7. Comment. The cynical view here, especially among the politicians, is that the GOA has brought this ancient quarrel up to center stage as a means of diverting the attention of the Argentine people away from their economic woes. I am not so sure. The talks with the British seem to have evolved quite naturally into a stalemate, given the time elapsed and the inability of the British to negotiate on sovereignty. In any event, the GOA has now gotten itself into a domestic political position where it will have to do something if the proposal for a permanent commission is not accepted.
8. We are not inclined to take very seriously the rumbling here about a “military solution.” It seems more likely that the “other measures” the GOA threatens will at least initially take the form of a renewed plea in the UN and perhaps a reduction in the level of diplomatic relations with HMG. The Argentines also have open the possibility of making life more difficult for the Islanders, particularly by cutting off air service. With respect to the UN, HMG’s estimate of its chances there (Ref A) is clearly not shared by the GOA which continues to count on NAM and G–77 support. (We assume that Robin Fearn’s remark about Argentina’s military government did not indicate an expectation that the problem would be easier to deal with if Argentina had an elected government. The politicians, particularly the Peronists and the left-wing radicals, are even more bellicose than the military when it comes to the Malvinas).
9. We do think that at least some elements in the GOA are quite serious about trying to enlist U.S. support for their Malvinas case in the context of our closer and more cooperative bilateral relationship. We have managed to stay pretty well clear of this dispute since Web[Page 35]ster’s time and there is no reason to change course now. But we should recognize that the Malvinas (and the Beagle too) are likely to be a complicating factor in our relationship.
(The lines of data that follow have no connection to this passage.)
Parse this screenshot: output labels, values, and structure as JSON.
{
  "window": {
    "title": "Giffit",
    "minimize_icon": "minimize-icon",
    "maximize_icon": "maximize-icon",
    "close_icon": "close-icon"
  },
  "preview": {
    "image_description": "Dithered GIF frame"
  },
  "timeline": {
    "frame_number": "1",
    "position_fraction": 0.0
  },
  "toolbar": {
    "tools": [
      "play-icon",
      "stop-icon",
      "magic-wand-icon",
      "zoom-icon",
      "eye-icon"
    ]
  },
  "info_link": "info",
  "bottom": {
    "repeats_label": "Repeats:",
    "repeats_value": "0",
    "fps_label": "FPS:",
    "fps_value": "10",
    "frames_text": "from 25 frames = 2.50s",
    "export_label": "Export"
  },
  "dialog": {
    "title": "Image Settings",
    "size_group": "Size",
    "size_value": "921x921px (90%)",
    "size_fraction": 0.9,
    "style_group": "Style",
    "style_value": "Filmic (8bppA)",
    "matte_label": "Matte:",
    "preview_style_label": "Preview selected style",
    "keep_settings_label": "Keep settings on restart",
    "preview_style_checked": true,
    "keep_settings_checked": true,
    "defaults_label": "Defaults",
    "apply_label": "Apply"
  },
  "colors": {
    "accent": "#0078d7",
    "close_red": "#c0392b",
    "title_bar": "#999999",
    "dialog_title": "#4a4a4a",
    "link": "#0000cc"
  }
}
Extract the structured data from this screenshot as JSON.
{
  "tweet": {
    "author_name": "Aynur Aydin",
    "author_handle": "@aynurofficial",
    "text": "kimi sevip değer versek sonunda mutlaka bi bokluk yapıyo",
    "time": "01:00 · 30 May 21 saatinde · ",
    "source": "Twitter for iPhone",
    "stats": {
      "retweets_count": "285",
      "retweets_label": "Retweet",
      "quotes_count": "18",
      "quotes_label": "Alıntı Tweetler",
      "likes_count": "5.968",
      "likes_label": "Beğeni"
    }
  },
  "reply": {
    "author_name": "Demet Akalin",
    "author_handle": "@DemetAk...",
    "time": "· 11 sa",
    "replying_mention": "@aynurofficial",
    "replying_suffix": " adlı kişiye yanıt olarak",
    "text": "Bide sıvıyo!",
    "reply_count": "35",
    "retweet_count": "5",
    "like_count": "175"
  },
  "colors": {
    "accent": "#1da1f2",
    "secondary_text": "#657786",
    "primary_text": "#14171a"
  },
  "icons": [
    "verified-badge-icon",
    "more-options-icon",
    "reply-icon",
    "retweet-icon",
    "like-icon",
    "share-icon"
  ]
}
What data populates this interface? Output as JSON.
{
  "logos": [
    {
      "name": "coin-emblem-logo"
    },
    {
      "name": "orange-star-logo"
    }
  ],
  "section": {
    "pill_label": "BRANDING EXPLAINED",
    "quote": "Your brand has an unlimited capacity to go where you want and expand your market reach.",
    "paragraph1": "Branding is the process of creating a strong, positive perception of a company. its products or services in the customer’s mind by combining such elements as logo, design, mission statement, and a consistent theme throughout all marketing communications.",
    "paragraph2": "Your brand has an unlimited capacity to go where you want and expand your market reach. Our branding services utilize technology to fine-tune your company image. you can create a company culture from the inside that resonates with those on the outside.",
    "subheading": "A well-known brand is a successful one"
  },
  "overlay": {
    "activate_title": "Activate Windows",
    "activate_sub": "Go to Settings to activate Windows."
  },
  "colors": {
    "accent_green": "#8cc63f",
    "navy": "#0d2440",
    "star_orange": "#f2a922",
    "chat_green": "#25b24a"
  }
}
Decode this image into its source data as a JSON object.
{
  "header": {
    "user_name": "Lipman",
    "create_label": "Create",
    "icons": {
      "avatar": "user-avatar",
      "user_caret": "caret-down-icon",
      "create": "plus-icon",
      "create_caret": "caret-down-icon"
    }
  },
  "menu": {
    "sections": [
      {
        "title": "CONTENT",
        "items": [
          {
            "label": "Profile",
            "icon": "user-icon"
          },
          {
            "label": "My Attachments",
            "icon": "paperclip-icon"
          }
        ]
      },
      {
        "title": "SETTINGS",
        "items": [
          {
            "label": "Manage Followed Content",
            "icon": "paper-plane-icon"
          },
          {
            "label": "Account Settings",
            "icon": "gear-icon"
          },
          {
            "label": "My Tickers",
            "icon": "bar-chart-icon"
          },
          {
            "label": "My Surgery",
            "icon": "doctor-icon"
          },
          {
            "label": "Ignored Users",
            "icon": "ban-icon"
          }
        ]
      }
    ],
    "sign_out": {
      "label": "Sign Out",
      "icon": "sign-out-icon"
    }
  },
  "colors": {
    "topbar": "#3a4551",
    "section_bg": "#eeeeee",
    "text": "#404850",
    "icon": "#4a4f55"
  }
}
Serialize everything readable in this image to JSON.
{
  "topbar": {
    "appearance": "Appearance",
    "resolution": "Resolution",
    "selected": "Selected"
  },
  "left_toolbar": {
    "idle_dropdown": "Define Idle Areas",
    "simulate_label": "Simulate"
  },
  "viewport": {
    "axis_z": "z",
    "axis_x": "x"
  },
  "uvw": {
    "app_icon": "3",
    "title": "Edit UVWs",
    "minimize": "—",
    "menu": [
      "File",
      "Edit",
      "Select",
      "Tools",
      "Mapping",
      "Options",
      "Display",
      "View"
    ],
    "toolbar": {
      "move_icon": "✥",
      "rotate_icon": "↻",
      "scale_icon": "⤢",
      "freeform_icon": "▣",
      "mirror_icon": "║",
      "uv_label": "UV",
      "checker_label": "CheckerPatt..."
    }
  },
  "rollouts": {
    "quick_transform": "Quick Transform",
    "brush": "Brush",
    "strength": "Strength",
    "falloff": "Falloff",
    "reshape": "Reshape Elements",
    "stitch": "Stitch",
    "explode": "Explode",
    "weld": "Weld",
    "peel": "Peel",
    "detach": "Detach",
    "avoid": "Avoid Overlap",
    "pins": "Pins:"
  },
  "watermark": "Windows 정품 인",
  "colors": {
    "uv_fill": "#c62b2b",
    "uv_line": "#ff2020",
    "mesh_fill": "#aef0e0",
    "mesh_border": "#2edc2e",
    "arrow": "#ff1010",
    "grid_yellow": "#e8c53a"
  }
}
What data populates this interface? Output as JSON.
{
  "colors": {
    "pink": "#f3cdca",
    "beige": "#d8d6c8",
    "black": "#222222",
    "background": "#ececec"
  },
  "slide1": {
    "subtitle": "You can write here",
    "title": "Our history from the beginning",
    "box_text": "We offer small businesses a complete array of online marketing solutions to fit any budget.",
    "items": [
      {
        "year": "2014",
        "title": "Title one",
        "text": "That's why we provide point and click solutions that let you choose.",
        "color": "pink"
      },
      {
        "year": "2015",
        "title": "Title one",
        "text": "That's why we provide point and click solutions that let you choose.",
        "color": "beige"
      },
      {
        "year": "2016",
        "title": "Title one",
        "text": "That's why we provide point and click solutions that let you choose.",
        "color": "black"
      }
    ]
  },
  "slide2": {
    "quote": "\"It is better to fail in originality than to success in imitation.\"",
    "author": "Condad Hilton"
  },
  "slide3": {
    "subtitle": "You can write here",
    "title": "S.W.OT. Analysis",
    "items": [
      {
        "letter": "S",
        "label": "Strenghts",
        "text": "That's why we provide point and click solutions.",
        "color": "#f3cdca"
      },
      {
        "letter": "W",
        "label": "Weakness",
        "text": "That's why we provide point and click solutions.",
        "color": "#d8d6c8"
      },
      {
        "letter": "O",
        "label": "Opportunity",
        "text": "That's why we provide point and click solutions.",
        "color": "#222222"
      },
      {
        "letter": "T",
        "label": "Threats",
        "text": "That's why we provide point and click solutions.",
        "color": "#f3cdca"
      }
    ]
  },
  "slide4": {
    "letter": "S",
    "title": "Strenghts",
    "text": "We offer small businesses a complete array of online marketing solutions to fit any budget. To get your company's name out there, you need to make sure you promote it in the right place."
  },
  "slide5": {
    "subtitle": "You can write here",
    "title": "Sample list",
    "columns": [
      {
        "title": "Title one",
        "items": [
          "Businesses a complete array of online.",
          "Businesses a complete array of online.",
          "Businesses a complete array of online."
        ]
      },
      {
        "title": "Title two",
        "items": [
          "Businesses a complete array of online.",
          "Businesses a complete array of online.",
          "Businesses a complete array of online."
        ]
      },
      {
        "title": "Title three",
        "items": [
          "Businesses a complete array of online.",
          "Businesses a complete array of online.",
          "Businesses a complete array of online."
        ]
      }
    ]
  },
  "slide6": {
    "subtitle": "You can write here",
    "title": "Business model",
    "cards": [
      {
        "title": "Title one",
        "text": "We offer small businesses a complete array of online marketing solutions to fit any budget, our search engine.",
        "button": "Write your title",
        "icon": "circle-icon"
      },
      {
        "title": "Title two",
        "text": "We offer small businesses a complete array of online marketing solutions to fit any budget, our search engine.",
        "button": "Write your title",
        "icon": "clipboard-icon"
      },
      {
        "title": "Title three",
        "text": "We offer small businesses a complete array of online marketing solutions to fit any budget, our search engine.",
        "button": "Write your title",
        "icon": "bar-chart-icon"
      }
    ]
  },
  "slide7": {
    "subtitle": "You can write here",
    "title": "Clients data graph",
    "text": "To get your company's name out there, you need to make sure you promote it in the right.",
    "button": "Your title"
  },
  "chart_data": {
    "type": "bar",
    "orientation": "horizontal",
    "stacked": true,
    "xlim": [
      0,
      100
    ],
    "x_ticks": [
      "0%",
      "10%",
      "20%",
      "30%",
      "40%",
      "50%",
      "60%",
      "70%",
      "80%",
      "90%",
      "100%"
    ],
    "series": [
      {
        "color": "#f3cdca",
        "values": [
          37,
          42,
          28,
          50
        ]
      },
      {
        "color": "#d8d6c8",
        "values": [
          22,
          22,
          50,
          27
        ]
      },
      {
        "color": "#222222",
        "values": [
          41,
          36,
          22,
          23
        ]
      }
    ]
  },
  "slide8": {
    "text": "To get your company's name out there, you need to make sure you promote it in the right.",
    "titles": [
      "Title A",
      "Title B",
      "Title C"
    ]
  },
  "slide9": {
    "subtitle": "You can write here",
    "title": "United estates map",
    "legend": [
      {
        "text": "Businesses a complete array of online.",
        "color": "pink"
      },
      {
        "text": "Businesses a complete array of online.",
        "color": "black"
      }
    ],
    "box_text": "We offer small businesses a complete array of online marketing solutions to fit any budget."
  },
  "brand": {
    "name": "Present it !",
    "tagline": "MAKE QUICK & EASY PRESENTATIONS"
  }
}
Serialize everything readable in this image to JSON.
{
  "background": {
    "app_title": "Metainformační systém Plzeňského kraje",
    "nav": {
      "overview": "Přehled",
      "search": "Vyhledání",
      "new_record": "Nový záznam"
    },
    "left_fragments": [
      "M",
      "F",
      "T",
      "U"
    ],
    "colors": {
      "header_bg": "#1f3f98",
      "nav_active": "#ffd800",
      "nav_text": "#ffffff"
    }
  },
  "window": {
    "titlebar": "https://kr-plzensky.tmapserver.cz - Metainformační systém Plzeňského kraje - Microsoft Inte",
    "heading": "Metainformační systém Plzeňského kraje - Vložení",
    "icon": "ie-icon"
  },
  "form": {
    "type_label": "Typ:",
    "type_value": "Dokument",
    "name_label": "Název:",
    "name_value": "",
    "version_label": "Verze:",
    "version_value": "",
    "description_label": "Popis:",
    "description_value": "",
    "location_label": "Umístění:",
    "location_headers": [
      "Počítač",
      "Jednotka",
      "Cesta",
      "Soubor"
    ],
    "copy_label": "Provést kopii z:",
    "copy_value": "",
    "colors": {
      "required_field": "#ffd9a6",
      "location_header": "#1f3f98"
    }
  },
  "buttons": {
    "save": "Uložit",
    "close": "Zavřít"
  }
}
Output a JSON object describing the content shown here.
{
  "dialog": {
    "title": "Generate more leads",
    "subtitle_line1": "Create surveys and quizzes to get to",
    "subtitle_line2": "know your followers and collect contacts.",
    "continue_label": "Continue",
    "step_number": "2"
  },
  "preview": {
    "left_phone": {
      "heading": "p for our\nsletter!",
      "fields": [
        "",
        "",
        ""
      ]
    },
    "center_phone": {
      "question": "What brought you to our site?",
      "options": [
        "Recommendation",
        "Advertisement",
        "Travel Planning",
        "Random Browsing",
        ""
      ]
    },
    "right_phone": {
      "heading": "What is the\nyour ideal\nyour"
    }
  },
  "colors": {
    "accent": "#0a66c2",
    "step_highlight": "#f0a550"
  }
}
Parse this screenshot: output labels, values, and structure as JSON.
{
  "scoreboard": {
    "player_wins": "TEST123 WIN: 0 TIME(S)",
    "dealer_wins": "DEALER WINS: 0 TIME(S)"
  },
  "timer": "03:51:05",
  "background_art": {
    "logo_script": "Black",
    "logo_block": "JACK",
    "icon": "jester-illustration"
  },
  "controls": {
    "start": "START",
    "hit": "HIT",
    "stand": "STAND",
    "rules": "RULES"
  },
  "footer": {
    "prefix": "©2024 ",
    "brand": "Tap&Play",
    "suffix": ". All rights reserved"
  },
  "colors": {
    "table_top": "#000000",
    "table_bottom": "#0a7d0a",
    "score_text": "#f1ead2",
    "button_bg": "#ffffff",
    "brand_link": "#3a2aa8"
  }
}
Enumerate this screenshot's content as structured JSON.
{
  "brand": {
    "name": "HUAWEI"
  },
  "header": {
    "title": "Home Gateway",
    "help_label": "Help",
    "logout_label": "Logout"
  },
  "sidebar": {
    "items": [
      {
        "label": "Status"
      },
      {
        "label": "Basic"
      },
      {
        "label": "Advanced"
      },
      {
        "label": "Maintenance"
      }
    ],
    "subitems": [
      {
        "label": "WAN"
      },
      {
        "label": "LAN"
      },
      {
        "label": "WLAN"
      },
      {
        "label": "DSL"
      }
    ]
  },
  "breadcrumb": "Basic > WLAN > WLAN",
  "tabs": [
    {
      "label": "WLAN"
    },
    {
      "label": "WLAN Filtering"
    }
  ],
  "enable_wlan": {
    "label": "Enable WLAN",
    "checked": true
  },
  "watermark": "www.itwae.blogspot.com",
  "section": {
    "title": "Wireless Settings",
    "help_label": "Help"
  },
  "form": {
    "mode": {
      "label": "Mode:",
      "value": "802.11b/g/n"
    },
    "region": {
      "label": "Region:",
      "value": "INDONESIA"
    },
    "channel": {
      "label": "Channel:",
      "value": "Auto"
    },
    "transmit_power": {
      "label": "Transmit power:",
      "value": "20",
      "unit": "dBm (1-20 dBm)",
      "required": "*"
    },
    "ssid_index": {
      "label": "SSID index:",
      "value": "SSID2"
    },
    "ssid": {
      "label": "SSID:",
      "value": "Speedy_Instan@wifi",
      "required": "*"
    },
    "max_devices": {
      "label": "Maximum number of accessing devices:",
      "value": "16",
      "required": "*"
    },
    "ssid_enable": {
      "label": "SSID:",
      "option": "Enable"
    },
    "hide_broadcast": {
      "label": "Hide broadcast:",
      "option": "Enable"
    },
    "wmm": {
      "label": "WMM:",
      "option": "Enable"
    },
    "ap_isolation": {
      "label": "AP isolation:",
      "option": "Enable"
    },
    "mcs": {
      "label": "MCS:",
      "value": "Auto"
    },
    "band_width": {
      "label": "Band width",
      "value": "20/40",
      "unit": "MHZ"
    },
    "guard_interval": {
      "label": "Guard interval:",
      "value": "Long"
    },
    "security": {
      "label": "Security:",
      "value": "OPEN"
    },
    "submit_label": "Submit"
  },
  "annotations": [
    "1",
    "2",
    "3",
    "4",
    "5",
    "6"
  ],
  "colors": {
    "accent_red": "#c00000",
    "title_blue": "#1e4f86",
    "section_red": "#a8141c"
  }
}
Complications may particularly arise in relation to issues in the UN and the NAM where Argentina will continue to look for support from those who frequently do not share our views.
- Source: Department of State, Central Foreign Policy File, D820157–0409. Confidential; Priority; Exdis. Sent for information to London, USUN, Montevideo, and Santiago.↩
- See Document 14.↩
- See Document 15.↩
- The United Nations General Assembly established the Committee of 24, known more formally as the Special Committee on Decolonization, in 1961 in order to monitor the implementation of UNGA Resolution 1514, the “Declaration on the Granting of Independence to Colonial Countries and Peoples,” which affirmed the right of all peoples to self-determination and called for the end of colonialism. It was the Special Committee that in 1964 confirmed that the provisions of the Declaration applied to the Falklands/Malvinas.↩
- First articulated by President James Monroe in his State of the Union address of December 2, 1823, the Monroe Doctrine refers to the policy that regarded any attempts by a European country to expand its colonial holdings in the Western Hemisphere or to interfere in the affairs of any sovereign state in the Americas as an act of aggression to which the United States would respond. At the same time, the Doctrine pledged that the United States would refrain from interfering in the affairs of existing European colonies in the Americas or in the internal affairs of the European countries themselves.↩
- Secretary of State from 1841 until 1843 and again from 1850 until 1852.↩